Records from a dataset:
BEGIN

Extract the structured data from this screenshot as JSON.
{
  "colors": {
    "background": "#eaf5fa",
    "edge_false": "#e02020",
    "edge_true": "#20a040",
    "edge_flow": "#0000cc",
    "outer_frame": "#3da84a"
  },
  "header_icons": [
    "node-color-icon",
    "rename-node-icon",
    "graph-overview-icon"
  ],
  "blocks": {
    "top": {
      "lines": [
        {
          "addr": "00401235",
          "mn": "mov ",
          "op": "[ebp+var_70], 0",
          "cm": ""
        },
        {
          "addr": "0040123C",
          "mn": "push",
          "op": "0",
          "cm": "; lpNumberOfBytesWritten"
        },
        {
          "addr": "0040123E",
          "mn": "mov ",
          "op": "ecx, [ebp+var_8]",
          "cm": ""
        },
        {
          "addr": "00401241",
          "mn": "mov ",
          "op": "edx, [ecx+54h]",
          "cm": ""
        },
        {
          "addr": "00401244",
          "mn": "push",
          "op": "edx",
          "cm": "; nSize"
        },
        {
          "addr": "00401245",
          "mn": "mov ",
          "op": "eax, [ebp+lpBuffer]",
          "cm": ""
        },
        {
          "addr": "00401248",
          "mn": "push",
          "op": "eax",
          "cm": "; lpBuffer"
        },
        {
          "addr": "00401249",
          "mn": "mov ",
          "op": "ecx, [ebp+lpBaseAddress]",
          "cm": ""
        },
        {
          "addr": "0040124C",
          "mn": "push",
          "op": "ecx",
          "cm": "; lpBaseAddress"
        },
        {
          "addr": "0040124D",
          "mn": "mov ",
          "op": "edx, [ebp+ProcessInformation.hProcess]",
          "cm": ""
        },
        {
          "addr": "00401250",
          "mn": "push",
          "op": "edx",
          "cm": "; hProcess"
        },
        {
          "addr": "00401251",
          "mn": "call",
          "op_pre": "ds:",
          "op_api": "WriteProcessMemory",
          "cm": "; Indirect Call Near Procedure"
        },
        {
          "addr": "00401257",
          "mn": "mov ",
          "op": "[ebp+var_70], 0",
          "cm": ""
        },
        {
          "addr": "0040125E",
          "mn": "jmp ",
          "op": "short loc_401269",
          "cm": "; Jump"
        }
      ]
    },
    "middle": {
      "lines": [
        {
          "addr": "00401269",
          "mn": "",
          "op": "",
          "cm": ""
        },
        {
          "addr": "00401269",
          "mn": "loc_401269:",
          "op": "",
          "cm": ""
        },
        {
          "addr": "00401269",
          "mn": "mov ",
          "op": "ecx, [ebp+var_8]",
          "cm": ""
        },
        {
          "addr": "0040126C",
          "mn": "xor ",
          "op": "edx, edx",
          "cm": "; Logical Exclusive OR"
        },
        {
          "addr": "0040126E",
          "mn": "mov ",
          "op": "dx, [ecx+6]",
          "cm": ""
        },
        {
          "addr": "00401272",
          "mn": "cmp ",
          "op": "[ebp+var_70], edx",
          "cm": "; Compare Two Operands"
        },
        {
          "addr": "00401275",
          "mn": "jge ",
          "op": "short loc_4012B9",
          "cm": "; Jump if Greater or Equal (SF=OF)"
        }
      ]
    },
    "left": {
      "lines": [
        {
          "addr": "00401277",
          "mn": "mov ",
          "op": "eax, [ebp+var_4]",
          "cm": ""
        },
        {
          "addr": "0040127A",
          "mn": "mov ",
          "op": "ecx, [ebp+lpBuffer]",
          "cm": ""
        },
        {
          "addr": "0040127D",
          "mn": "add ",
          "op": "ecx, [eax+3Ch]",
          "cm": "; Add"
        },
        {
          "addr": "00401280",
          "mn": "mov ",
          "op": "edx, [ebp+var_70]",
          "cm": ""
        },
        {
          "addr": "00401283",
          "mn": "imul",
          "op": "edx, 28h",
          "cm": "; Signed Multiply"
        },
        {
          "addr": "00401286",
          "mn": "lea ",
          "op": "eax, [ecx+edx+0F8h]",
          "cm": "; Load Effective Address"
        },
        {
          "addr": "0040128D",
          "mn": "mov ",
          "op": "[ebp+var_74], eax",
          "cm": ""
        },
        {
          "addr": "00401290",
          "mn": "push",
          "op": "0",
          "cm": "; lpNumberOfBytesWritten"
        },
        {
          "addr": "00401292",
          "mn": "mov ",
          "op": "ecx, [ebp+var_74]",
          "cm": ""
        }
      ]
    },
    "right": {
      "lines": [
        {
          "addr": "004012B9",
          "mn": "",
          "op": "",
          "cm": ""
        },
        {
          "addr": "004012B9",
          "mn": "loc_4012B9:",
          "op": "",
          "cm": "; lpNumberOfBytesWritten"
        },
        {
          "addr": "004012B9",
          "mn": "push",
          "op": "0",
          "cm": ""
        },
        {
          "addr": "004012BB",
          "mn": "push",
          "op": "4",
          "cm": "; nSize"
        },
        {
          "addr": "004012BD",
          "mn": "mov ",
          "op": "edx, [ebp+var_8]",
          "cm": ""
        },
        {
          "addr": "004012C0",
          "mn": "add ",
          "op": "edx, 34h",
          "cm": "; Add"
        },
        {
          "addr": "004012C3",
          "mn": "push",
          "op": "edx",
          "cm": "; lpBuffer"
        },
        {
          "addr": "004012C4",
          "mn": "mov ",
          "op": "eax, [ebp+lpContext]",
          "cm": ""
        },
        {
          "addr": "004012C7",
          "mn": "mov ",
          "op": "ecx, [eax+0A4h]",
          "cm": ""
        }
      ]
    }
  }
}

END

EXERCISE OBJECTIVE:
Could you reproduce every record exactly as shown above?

RESPONSE AREA:
Extract the structured data from this screenshot as JSON.
{
  "colors": {
    "background": "#eaf5fa",
    "edge_false": "#e02020",
    "edge_true": "#20a040",
    "edge_flow": "#0000cc",
    "outer_frame": "#3da84a"
  },
  "header_icons": [
    "node-color-icon",
    "rename-node-icon",
    "graph-overview-icon"
  ],
  "blocks": {
    "top": {
      "lines": [
        {
          "addr": "00401235",
          "mn": "mov ",
          "op": "[ebp+var_70], 0",
          "cm": ""
        },
        {
          "addr": "0040123C",
          "mn": "push",
          "op": "0",
          "cm": "; lpNumberOfBytesWritten"
        },
        {
          "addr": "0040123E",
          "mn": "mov ",
          "op": "ecx, [ebp+var_8]",
          "cm": ""
        },
        {
          "addr": "00401241",
          "mn": "mov ",
          "op": "edx, [ecx+54h]",
          "cm": ""
        },
        {
          "addr": "00401244",
          "mn": "push",
          "op": "edx",
          "cm": "; nSize"
        },
        {
          "addr": "00401245",
          "mn": "mov ",
          "op": "eax, [ebp+lpBuffer]",
          "cm": ""
        },
        {
          "addr": "00401248",
          "mn": "push",
          "op": "eax",
          "cm": "; lpBuffer"
        },
        {
          "addr": "00401249",
          "mn": "mov ",
          "op": "ecx, [ebp+lpBaseAddress]",
          "cm": ""
        },
        {
          "addr": "0040124C",
          "mn": "push",
          "op": "ecx",
          "cm": "; lpBaseAddress"
        },
        {
          "addr": "0040124D",
          "mn": "mov ",
          "op": "edx, [ebp+ProcessInformation.hProcess]",
          "cm": ""
        },
        {
          "addr": "00401250",
          "mn": "push",
          "op": "edx",
          "cm": "; hProcess"
        },
        {
          "addr": "00401251",
          "mn": "call",
          "op_pre": "ds:",
          "op_api": "WriteProcessMemory",
          "cm": "; Indirect Call Near Procedure"
        },
        {
          "addr": "00401257",
          "mn": "mov ",
          "op": "[ebp+var_70], 0",
          "cm": ""
        },
        {
          "addr": "0040125E",
          "mn": "jmp ",
          "op": "short loc_401269",
          "cm": "; Jump"
        }
      ]
    },
    "middle": {
      "lines": [
        {
          "addr": "00401269",
          "mn": "",
          "op": "",
          "cm": ""
        },
        {
          "addr": "00401269",
          "mn": "loc_401269:",
          "op": "",
          "cm": ""
        },
        {
          "addr": "00401269",
          "mn": "mov ",
          "op": "ecx, [ebp+var_8]",
          "cm": ""
        },
        {
          "addr": "0040126C",
          "mn": "xor ",
          "op": "edx, edx",
          "cm": "; Logical Exclusive OR"
        },
        {
          "addr": "0040126E",
          "mn": "mov ",
          "op": "dx, [ecx+6]",
          "cm": ""
        },
        {
          "addr": "00401272",
          "mn": "cmp ",
          "op": "[ebp+var_70], edx",
          "cm": "; Compare Two Operands"
        },
        {
          "addr": "00401275",
          "mn": "jge ",
          "op": "short loc_4012B9",
          "cm": "; Jump if Greater or Equal (SF=OF)"
        }
      ]
    },
    "left": {
      "lines": [
        {
          "addr": "00401277",
          "mn": "mov ",
          "op": "eax, [ebp+var_4]",
          "cm": ""
        },
        {
          "addr": "0040127A",
          "mn": "mov ",
          "op": "ecx, [ebp+lpBuffer]",
          "cm": ""
        },
        {
          "addr": "0040127D",
          "mn": "add ",
          "op": "ecx, [eax+3Ch]",
          "cm": "; Add"
        },
        {
          "addr": "00401280",
          "mn": "mov ",
          "op": "edx, [ebp+var_70]",
          "cm": ""
        },
        {
          "addr": "00401283",
          "mn": "imul",
          "op": "edx, 28h",
          "cm": "; Signed Multiply"
        },
        {
          "addr": "00401286",
          "mn": "lea ",
          "op": "eax, [ecx+edx+0F8h]",
          "cm": "; Load Effective Address"
        },
        {
          "addr": "0040128D",
          "mn": "mov ",
          "op": "[ebp+var_74], eax",
          "cm": ""
        },
        {
          "addr": "00401290",
          "mn": "push",
          "op": "0",
          "cm": "; lpNumberOfBytesWritten"
        },
        {
          "addr": "00401292",
          "mn": "mov ",
          "op": "ecx, [ebp+var_74]",
          "cm": ""
        }
      ]
    },
    "right": {
      "lines": [
        {
          "addr": "004012B9",
          "mn": "",
          "op": "",
          "cm": ""
        },
        {
          "addr": "004012B9",
          "mn": "loc_4012B9:",
          "op": "",
          "cm": "; lpNumberOfBytesWritten"
        },
        {
          "addr": "004012B9",
          "mn": "push",
          "op": "0",
          "cm": ""
        },
        {
          "addr": "004012BB",
          "mn": "push",
          "op": "4",
          "cm": "; nSize"
        },
        {
          "addr": "004012BD",
          "mn": "mov ",
          "op": "edx, [ebp+var_8]",
          "cm": ""
        },
        {
          "addr": "004012C0",
          "mn": "add ",
          "op": "edx, 34h",
          "cm": "; Add"
        },
        {
          "addr": "004012C3",
          "mn": "push",
          "op": "edx",
          "cm": "; lpBuffer"
        },
        {
          "addr": "004012C4",
          "mn": "mov ",
          "op": "eax, [ebp+lpContext]",
          "cm": ""
        },
        {
          "addr": "004012C7",
          "mn": "mov ",
          "op": "ecx, [eax+0A4h]",
          "cm": ""
        }
      ]
    }
  }
}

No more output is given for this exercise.